Creativity, Conviviality, and Civil Society in Neoliberalizing Public Space: Changing Politics and Discourse in Skateboarding Activism from New York to Los Angeles
Christopher Giamarino and Chihsin Chui
By studying how skateboarders negotiated with cities to allow them to skate contested public spaces – the Brooklyn Banks and the West LA Courthouse — this paper proposes that certain neoliberal practices were crucial to skateboarders’ successful petitioning.
Beginning in 1989, skateboarders were among the few people using the difficult to develop space under the Brooklyn Bridge. However, after 9/11, the Brooklyn Bridge was seen as a target for future terrorist attacks, and despite the fact that skaters were self-sufficient in policing the Banks, the spot was going to be demolished or remodeled to be more easily surveilled by police.
Around 2009-2010 the Banks were fenced off, and they remain closed today. This is where skaters used “spacial tactics,” as Chui and Giamarino say, to access the spot. Through the use of social media to inform skaters when city hall meetings were taking place, and online forums to share tips for dodging security and getting around fences, skateboarders were able to skate the Banks again.
At the West LA Courthouse, skateboarders used different tactics to achieve a similar goal of being able to access a public space without fear of punishment.
Skateboarders and activists teamed up with Nike to help replace the ledges, which they’d been charged with damaging, with angle iron. Having backing from a corporation like Nike lent legitimacy to skaters’ proposition, and that convinced the city of LA to let them more or less reclaim the area as a skate spot.
In the end, both groups used neoliberal tactics (spacial tactics, social media, outside funding) to secure public space for skateboarding. These tactics can be considered neoliberal in this context because they serve to benefit wider communities (skateboarders in need of usable public spaces) in the face of a free-market world (where governments and wealthy landowners have the power to restrict or rebuild spaces as they see fit).

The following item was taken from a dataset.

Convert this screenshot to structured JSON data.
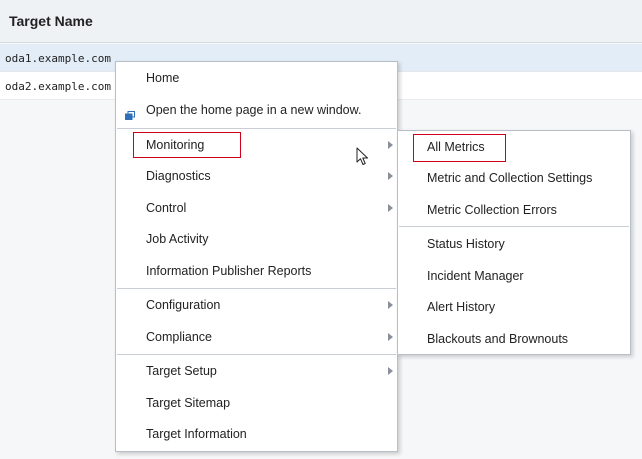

The two outcomes were vastly different, since the Banks are still technically off limits, but the paper reminds us that when skateboarders have historic and cultural stake in a place (Southbank, Tompkins Park, Black Blocks, etc.) they can save those spaces by getting crafty and working together.
(by Larry Lanza)